Problem statement: Your copy of the data should match it exactly, except that the pictures are gone.

===== Supplied records =====

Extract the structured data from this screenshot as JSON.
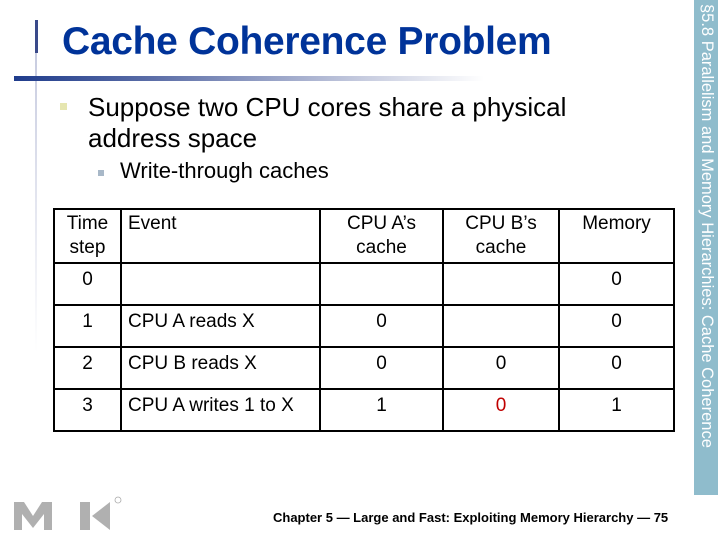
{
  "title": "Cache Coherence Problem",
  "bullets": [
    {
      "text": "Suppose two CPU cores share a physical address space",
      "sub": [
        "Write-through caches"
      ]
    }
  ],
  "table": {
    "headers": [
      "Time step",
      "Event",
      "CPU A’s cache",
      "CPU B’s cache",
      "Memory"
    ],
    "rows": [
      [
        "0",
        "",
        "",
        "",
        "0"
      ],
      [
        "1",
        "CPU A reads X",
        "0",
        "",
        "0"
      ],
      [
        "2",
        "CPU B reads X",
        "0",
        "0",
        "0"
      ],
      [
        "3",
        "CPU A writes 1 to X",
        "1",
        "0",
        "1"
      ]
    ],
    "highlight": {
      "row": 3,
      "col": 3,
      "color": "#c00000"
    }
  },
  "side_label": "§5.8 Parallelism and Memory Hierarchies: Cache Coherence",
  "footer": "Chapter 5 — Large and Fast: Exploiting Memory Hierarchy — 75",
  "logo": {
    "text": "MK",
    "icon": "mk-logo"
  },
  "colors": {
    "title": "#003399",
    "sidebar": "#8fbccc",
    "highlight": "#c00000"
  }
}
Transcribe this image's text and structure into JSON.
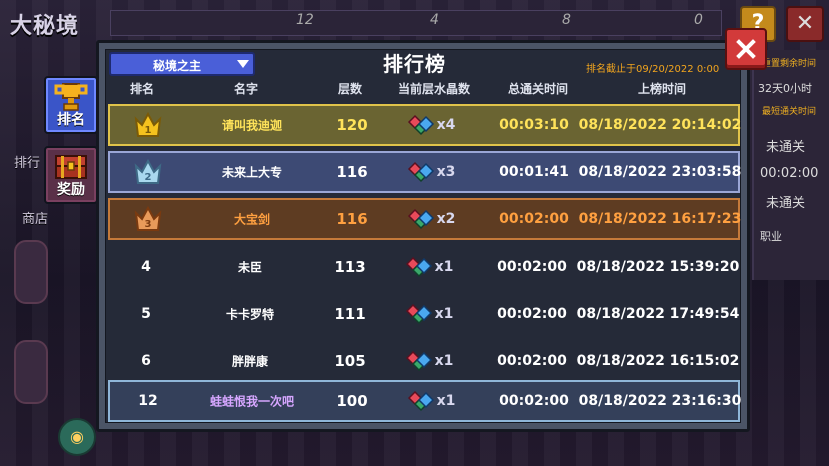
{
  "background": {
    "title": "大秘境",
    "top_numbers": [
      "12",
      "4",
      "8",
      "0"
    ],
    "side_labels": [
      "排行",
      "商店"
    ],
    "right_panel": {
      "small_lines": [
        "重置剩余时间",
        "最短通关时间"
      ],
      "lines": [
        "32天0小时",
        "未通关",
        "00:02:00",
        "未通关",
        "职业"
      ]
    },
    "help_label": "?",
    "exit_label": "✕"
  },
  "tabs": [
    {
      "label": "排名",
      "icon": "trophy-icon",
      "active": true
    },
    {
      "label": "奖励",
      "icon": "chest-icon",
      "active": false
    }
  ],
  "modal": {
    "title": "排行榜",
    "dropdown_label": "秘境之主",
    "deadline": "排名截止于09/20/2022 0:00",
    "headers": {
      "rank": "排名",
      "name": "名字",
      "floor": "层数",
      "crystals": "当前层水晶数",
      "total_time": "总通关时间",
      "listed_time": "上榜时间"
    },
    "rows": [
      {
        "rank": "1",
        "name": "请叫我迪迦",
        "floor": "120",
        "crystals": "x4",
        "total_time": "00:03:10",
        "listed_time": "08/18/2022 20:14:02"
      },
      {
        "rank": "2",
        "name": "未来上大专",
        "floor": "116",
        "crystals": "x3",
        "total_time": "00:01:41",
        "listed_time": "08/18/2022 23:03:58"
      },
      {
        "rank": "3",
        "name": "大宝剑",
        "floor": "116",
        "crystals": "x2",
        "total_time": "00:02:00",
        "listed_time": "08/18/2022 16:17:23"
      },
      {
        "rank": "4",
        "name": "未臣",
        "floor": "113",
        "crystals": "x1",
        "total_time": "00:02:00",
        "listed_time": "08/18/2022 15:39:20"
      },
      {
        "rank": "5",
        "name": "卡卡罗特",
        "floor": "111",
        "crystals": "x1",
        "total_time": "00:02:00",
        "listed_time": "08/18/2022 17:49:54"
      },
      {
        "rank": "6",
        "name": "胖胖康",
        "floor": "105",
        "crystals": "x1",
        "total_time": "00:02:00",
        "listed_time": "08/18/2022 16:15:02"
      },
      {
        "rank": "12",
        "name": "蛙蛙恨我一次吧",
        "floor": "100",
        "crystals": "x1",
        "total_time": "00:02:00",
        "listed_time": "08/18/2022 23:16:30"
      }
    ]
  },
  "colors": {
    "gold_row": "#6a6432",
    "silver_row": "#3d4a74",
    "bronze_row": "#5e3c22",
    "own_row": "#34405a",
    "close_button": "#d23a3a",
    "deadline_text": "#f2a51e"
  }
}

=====

Result for this exercise:
Extract the structured data from this screenshot as JSON.
{
  "title": "Cache Coherence Problem",
  "bullets": [
    {
      "text": "Suppose two CPU cores share a physical address space",
      "sub": [
        "Write-through caches"
      ]
    }
  ],
  "table": {
    "headers": [
      "Time step",
      "Event",
      "CPU A’s cache",
      "CPU B’s cache",
      "Memory"
    ],
    "rows": [
      [
        "0",
        "",
        "",
        "",
        "0"
      ],
      [
        "1",
        "CPU A reads X",
        "0",
        "",
        "0"
      ],
      [
        "2",
        "CPU B reads X",
        "0",
        "0",
        "0"
      ],
      [
        "3",
        "CPU A writes 1 to X",
        "1",
        "0",
        "1"
      ]
    ],
    "highlight": {
      "row": 3,
      "col": 3,
      "color": "#c00000"
    }
  },
  "side_label": "§5.8 Parallelism and Memory Hierarchies: Cache Coherence",
  "footer": "Chapter 5 — Large and Fast: Exploiting Memory Hierarchy — 75",
  "logo": {
    "text": "MK",
    "icon": "mk-logo"
  },
  "colors": {
    "title": "#003399",
    "sidebar": "#8fbccc",
    "highlight": "#c00000"
  }
}
Transcribe this image's text and structure into JSON.
{
  "background": {
    "title": "大秘境",
    "top_numbers": [
      "12",
      "4",
      "8",
      "0"
    ],
    "side_labels": [
      "排行",
      "商店"
    ],
    "right_panel": {
      "small_lines": [
        "重置剩余时间",
        "最短通关时间"
      ],
      "lines": [
        "32天0小时",
        "未通关",
        "00:02:00",
        "未通关",
        "职业"
      ]
    },
    "help_label": "?",
    "exit_label": "✕"
  },
  "tabs": [
    {
      "label": "排名",
      "icon": "trophy-icon",
      "active": true
    },
    {
      "label": "奖励",
      "icon": "chest-icon",
      "active": false
    }
  ],
  "modal": {
    "title": "排行榜",
    "dropdown_label": "秘境之主",
    "deadline": "排名截止于09/20/2022 0:00",
    "headers": {
      "rank": "排名",
      "name": "名字",
      "floor": "层数",
      "crystals": "当前层水晶数",
      "total_time": "总通关时间",
      "listed_time": "上榜时间"
    },
    "rows": [
      {
        "rank": "1",
        "name": "请叫我迪迦",
        "floor": "120",
        "crystals": "x4",
        "total_time": "00:03:10",
        "listed_time": "08/18/2022 20:14:02"
      },
      {
        "rank": "2",
        "name": "未来上大专",
        "floor": "116",
        "crystals": "x3",
        "total_time": "00:01:41",
        "listed_time": "08/18/2022 23:03:58"
      },
      {
        "rank": "3",
        "name": "大宝剑",
        "floor": "116",
        "crystals": "x2",
        "total_time": "00:02:00",
        "listed_time": "08/18/2022 16:17:23"
      },
      {
        "rank": "4",
        "name": "未臣",
        "floor": "113",
        "crystals": "x1",
        "total_time": "00:02:00",
        "listed_time": "08/18/2022 15:39:20"
      },
      {
        "rank": "5",
        "name": "卡卡罗特",
        "floor": "111",
        "crystals": "x1",
        "total_time": "00:02:00",
        "listed_time": "08/18/2022 17:49:54"
      },
      {
        "rank": "6",
        "name": "胖胖康",
        "floor": "105",
        "crystals": "x1",
        "total_time": "00:02:00",
        "listed_time": "08/18/2022 16:15:02"
      },
      {
        "rank": "12",
        "name": "蛙蛙恨我一次吧",
        "floor": "100",
        "crystals": "x1",
        "total_time": "00:02:00",
        "listed_time": "08/18/2022 23:16:30"
      }
    ]
  },
  "colors": {
    "gold_row": "#6a6432",
    "silver_row": "#3d4a74",
    "bronze_row": "#5e3c22",
    "own_row": "#34405a",
    "close_button": "#d23a3a",
    "deadline_text": "#f2a51e"
  }
}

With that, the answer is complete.